Mathew Job , CEO, Crompton Greaves Consumer Electricals said that during the implementation of GST, there was some impact on sales due to destocking in the channel. Things have slowly returned to normal over the course of time.
“We helped our trade partners by conducting training sessions and seminars explaining the impact of GST as well as ensuring their preparedness. We also supported them by reimbursing them for the losses that they suffered on the transitional stock,” he added.
Puzzled customers vent out
On one hand, the government announced that there would be heavy penalties for any profiteering move by companies. This meant that even if there was a marginal relief for some companies due to the input tax credit on closing stocks, it had to be passed on.
Customers presumed that white goods would get cheaper. On the other hand, prices for most products either remained same or were increased marginally. This led to the confusion among buyers.

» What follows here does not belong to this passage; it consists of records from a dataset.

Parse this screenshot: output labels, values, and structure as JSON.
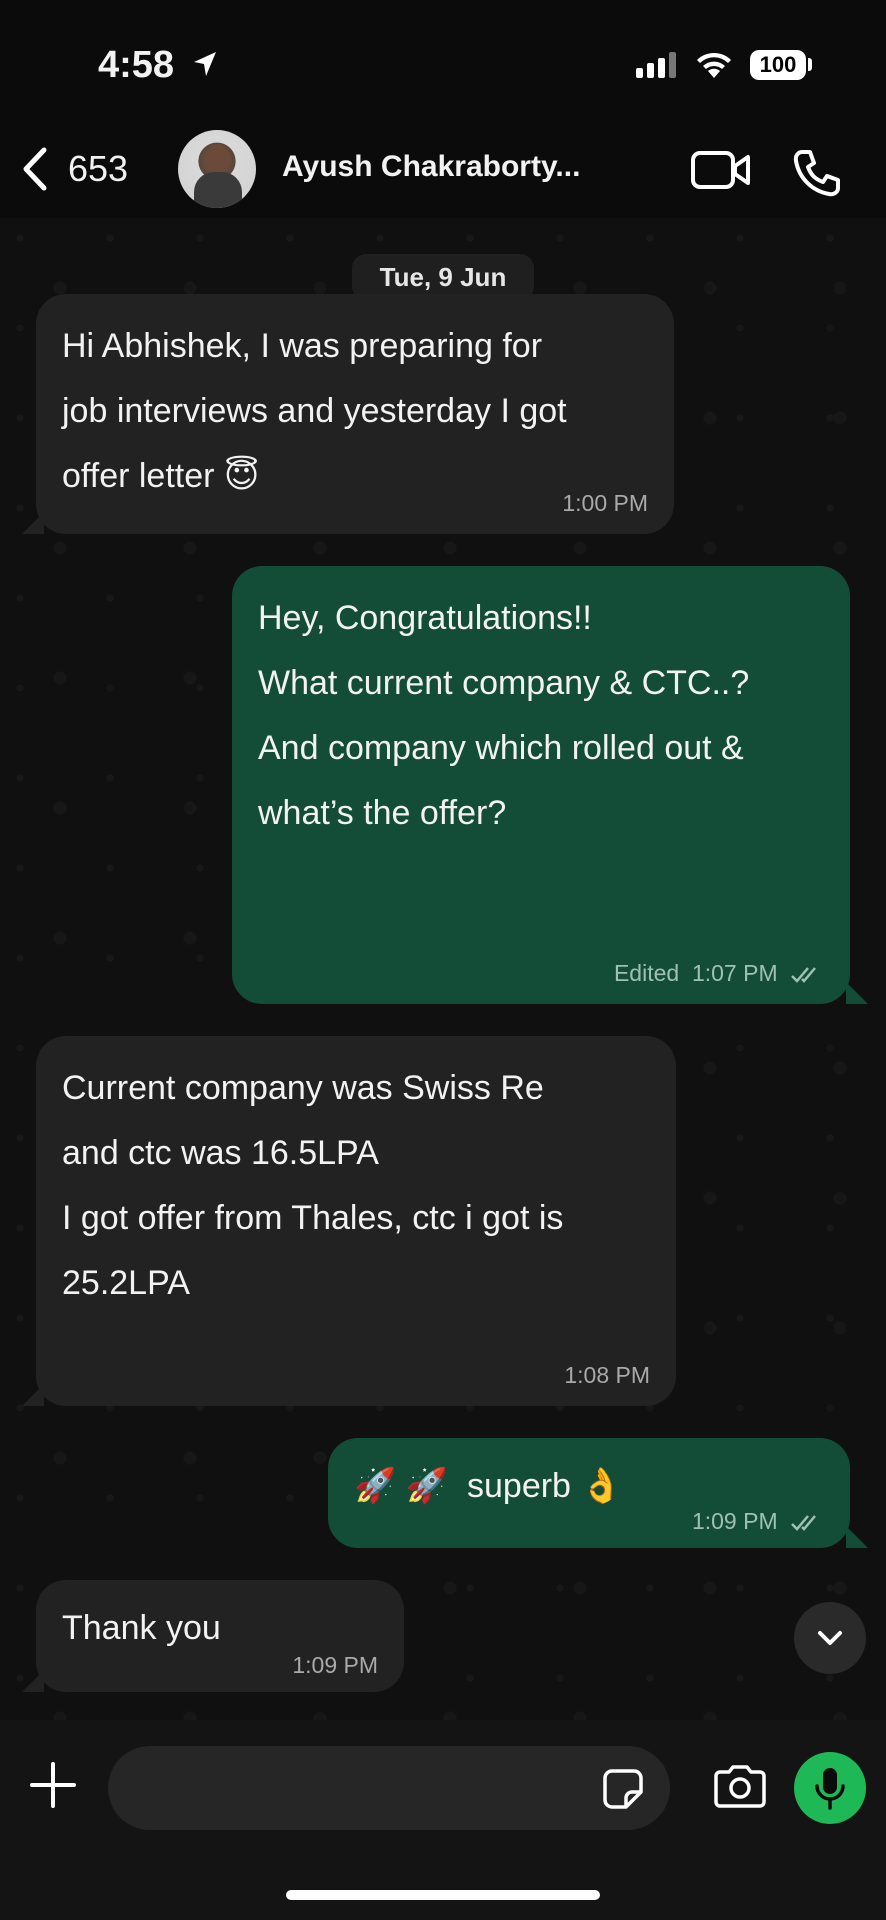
{
  "status_bar": {
    "time": "4:58",
    "battery": "100"
  },
  "header": {
    "back_count": "653",
    "contact_name": "Ayush Chakraborty..."
  },
  "date_chip": "Tue, 9 Jun",
  "messages": [
    {
      "direction": "in",
      "lines": [
        "Hi Abhishek, I was preparing for",
        "job interviews and yesterday I got",
        "offer letter 😇"
      ],
      "time": "1:00 PM"
    },
    {
      "direction": "out",
      "lines": [
        "Hey, Congratulations!!",
        "",
        "What current company & CTC..?",
        "",
        "And company which rolled out &",
        "what’s the offer?"
      ],
      "edited": "Edited",
      "time": "1:07 PM"
    },
    {
      "direction": "in",
      "lines": [
        "Current company was Swiss Re",
        "and ctc was 16.5LPA",
        "",
        "I got offer from Thales, ctc i got is",
        "25.2LPA"
      ],
      "time": "1:08 PM"
    },
    {
      "direction": "out",
      "lines": [
        "🚀 🚀  superb 👌"
      ],
      "time": "1:09 PM"
    },
    {
      "direction": "in",
      "lines": [
        "Thank you"
      ],
      "time": "1:09 PM"
    }
  ],
  "input": {
    "placeholder": ""
  },
  "colors": {
    "incoming_bubble": "#222222",
    "outgoing_bubble": "#144d37",
    "mic_button": "#1fb856"
  }
}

The Central Board of Excise and Customs (CBEC) had constituted a toll-free helpline where customers started to file complaints.
Abhishek Saraoge, a 35 year software engineer from Bengaluru said, “A double-door refrigerator that we were planning to buy saw a price increase of Rs 6,000 in two days. We had to drop the plan of purchasing it and waited for three months before finally buying it online.”
Social media was also abuzz with customers venting out their frustration over non-availability of products as well as price tweaks being made.
Normalcy settles in
Kamal Nandi, Business Head and Executive Vice President, Godrej Appliances said that the new GST regime did bring about some ease of doing businesses.
“The elimination of the state boundaries for transporting goods have facilitated direct deliveries from the plant to the trade partners. This also gave manufacturers the option of consolidating warehouses, optimizing logistic cost,” he added.
He explained that post implementation, GST improved supply chain efficiencies for the industry. GST has brought ‘borderless delivery’ by enabling companies to deliver directly from manufacturing plant to the dealer. In pre-GST era the material would go from the plant to our local warehouse and then to the dealer warehouse. Direct delivery helps in improving response time for markets. Now, there is an opportunity for warehouse space optimization as well.
This year, Godrej is planning to do 20 percent of their deliveries directly from the plant to dealers.
Players wait for tax reduction
Nandi said that with increased commodity prices and repo rate coupled with the strengthening of the dollar the input cost for appliances increased leading to a price hike of 2-3 percent, making appliances unaffordable.
“Any reduction in the tax slab will help offset this hike, which would be beneficial to the customers and lead to a spur in demand, thereby augmenting economic growth in the manufacturing sector,” he added.
Consumer durables companies have met the GST Council time and again to press for the 18 percent tax slab demand. While an immediate revision in the tax rate is not on the anvil, the GST Council could consider the request in the next few months.